Disclaimer: I received this ARC courtesy of BookBuzz.net via Netgalley in exchange for an honest review. This does not affect my opinion of the book or the content of my review
Barcelona, Spain, 1803. Agustina Saragossa, the youngest daughter of a bladesmith, sneaks around the military barracks, yet not to snag a husband as everyone thinks. She loathes the privileged officers and untrained peasants who call themselves soldiers. Her only purpose is to remain abreast of all military secrets as Napoleon Bonaparte swiftly rises through the French ranks.
The chance meeting between Agustina and Spanish Sergeant Juan Roca enrages her while he is instantly struck by the dark-haired beauty with fire in her blood. Relentlessly, he pursues her, despite her fury, and the sparring begins between them.

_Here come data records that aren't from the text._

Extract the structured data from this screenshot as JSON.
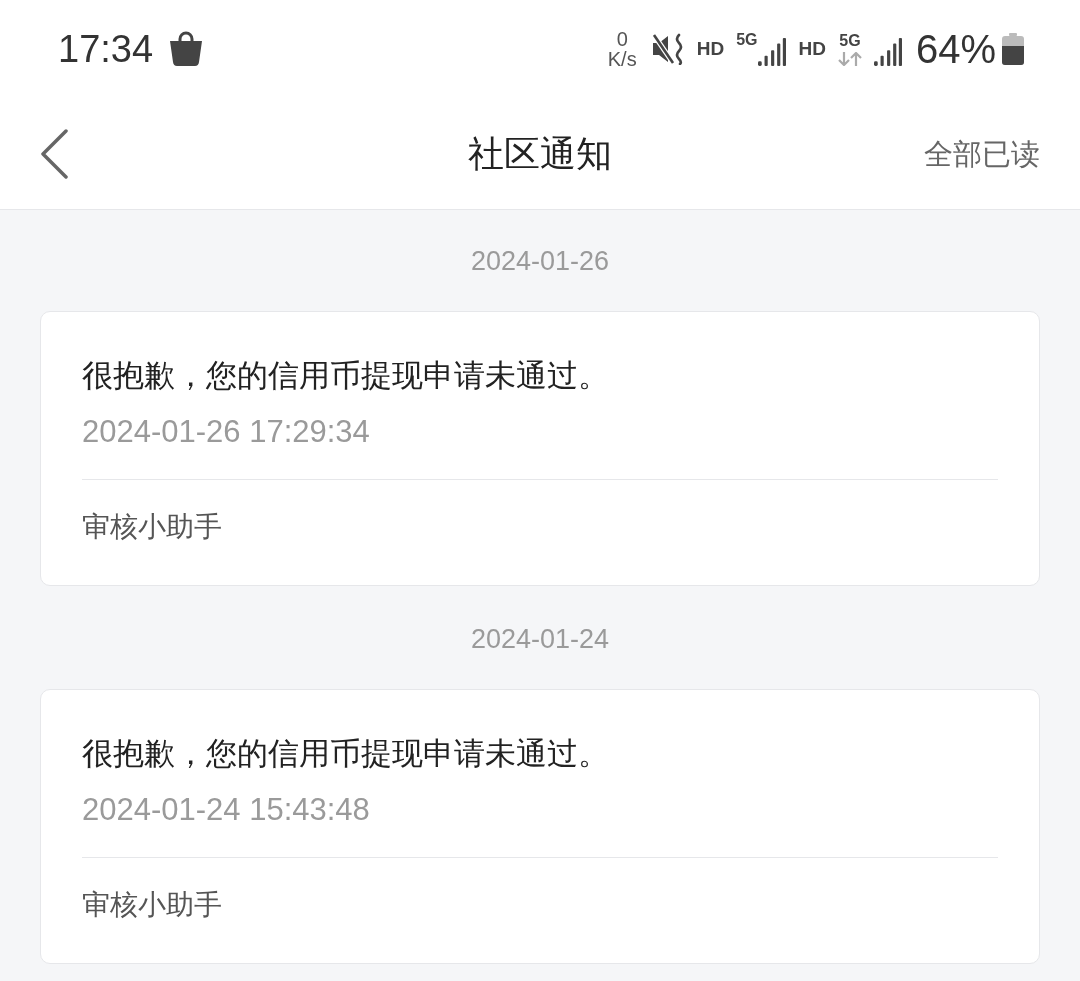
{
  "status_bar": {
    "time": "17:34",
    "indicators": [
      {
        "kind": "speed",
        "value": "0",
        "unit": "K/s"
      },
      {
        "kind": "mute"
      },
      {
        "kind": "hd",
        "label": "HD"
      },
      {
        "kind": "signal",
        "label": "5G"
      },
      {
        "kind": "hd",
        "label": "HD"
      },
      {
        "kind": "data",
        "label": "5G"
      },
      {
        "kind": "signal"
      }
    ],
    "battery": "64%"
  },
  "header": {
    "title": "社区通知",
    "action": "全部已读"
  },
  "sections": [
    {
      "date": "2024-01-26",
      "notices": [
        {
          "message": "很抱歉，您的信用币提现申请未通过。",
          "time": "2024-01-26 17:29:34",
          "sender": "审核小助手"
        }
      ]
    },
    {
      "date": "2024-01-24",
      "notices": [
        {
          "message": "很抱歉，您的信用币提现申请未通过。",
          "time": "2024-01-24 15:43:48",
          "sender": "审核小助手"
        }
      ]
    }
  ]
}
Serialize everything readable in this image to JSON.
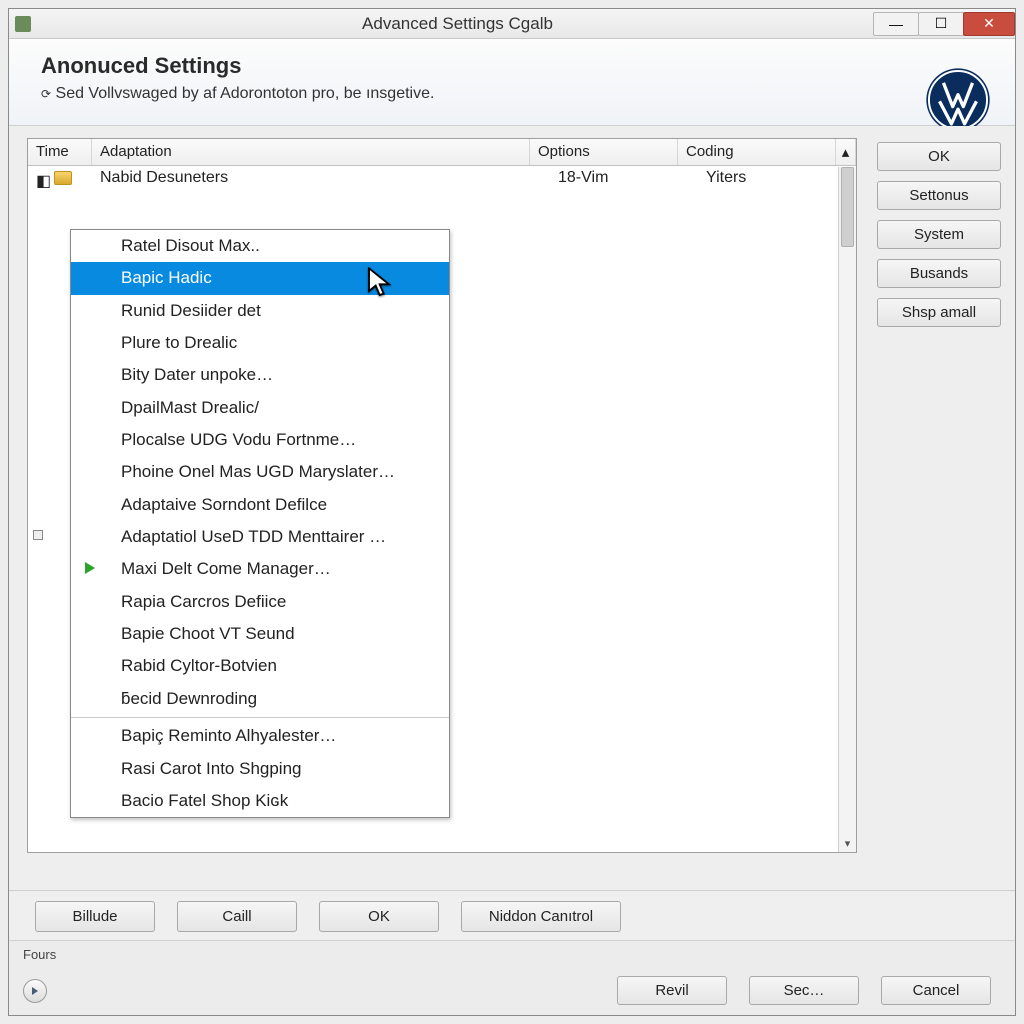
{
  "titlebar": {
    "title": "Advanced Settings Cgalb"
  },
  "header": {
    "heading": "Anonuced Settings",
    "subtitle": "Sed Vollvswaged by af Adorontoton pro, be ınsgetive."
  },
  "table": {
    "columns": {
      "time": "Time",
      "adaptation": "Adaptation",
      "options": "Options",
      "coding": "Coding"
    },
    "first_row": {
      "adaptation": "Nabid Desuneters",
      "options": "18-Vim",
      "coding": "Yiters"
    },
    "scroll_up_glyph": "▴",
    "scroll_down_glyph": "▾"
  },
  "dropdown": {
    "items": [
      "Ratel Disout Max..",
      "Bapic Hadic",
      "Runid Desiider det",
      "Plure to Drealic",
      "Bity Dater unpoke…",
      "DpailMast Drealic/",
      "Plocalse UDG Vodu Fortnme…",
      "Phoine Onel Mas UGD Maryslater…",
      "Adaptaive Sorndont Defilce",
      "Adaptatiol UseD TDD Menttairer …",
      "Maxi Delt Come Manager…",
      "Rapia Carcros Defiice",
      "Bapie Choot VT Seund",
      "Rabid Cyltor-Botvien",
      "ƃecid Dewnroding"
    ],
    "selected_index": 1,
    "tail_items": [
      "Bapiç Reminto Alhyalester…",
      "Rasi Carot Into Shgping",
      "Bacio Fatel Shop Kiɢk"
    ]
  },
  "side_buttons": [
    "OK",
    "Settonus",
    "System",
    "Busands",
    "Shsp amall"
  ],
  "bottom_buttons": [
    "Billude",
    "Caill",
    "OK",
    "Niddon Canıtrol"
  ],
  "status_label": "Fours",
  "footer_buttons": [
    "Revil",
    "Sec…",
    "Cancel"
  ]
}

As the war between the British and French progresses, Spain becomes trapped in the middle until Napoleon deviously orders the invasion of their country. Yet, the French Emperor soon discovers the task is not so easy when Agustina and Juan heroically join the fight for freedom.
I have to admit that what first drew me to this book was the stunning cover. There was just so much passion between the two central figures that I couldn’t resist finding out who they were supposed to be. Their stance and the vibrance of their costumes reminded me a bit of flamenco, a famous Spanish dance I was lucky enough to see in Seville while visiting the region. After finishing the story I can safely say that the cover “Agustina de Aragon” is a perfect match for its plot. At its heart this is the story of one woman’s passion for her country and her family.
I had never heard of Agustina Saragossa prior to picking up this book, but she was famous enough to catch the attention of Lord Byron, who immortalized her in his “Child Harold’s Pilgrimage”. The Agustina of this novel, much like in real life, is a fiery character. Unlike what is expected of the women of her time she is not content to sit idly at home. Agustina is fiercely interested in the current political state of her country. She loves Spain and would often hang around the army barracks to learn the latest developments both at home and abroad. That is how Agustina ends up meeting the other great love of her life, Juan Roca.
Agustina seems to be a woman who can only love with her whole heart. I really enjoyed seeing passion spark between Juan and Agustina. Throughout the novel the reader sees these two united by a desire to do everything in their power to save their country from Napoleon. At the same time, there are numerous scenes that showcase how far they are willing to go to ensure each others’ safety. As a reader I spent most of the book hoping for a happy ending for the two. That’s why I found the finale perfect, even if it may not be exactly historically accurate.
Though I greatly enjoyed this book, I sometimes found myself wishing there were less detailed discussion of military matters. I understand why they were likely important, but I’m not sure they did much for the plot and were just not to my taste.The pacing also took some getting used to as there was a lot of jumping around in terms of years making it sometimes hard to keep track of the age of the characters and where they were in the story.
Overall, I give this book a 4 out of 5. I greatly enjoyed learning about Agustina’s life and adventures. If you like learning about significant, but less well known historical figures or just want to pick up a good book set in Spain then I recommend giving this book a try.
Quotes I Found Significant:
Her story is so much more than a tale of war, tremendous courage and loss. It is one of the greatest love stories you will ever hear.
Yet that’s when he first saw her eyes ignite, like two blazing torches.
He was the most handsome man she had ever laid eyes upon. He was witty and stubborn and compassionate, too… And it was obvious to her now that he was as loyal to Spain as she was.
Let me know if you think you would enjoy reading this book. Are there other little known heroines that you’ve read about before?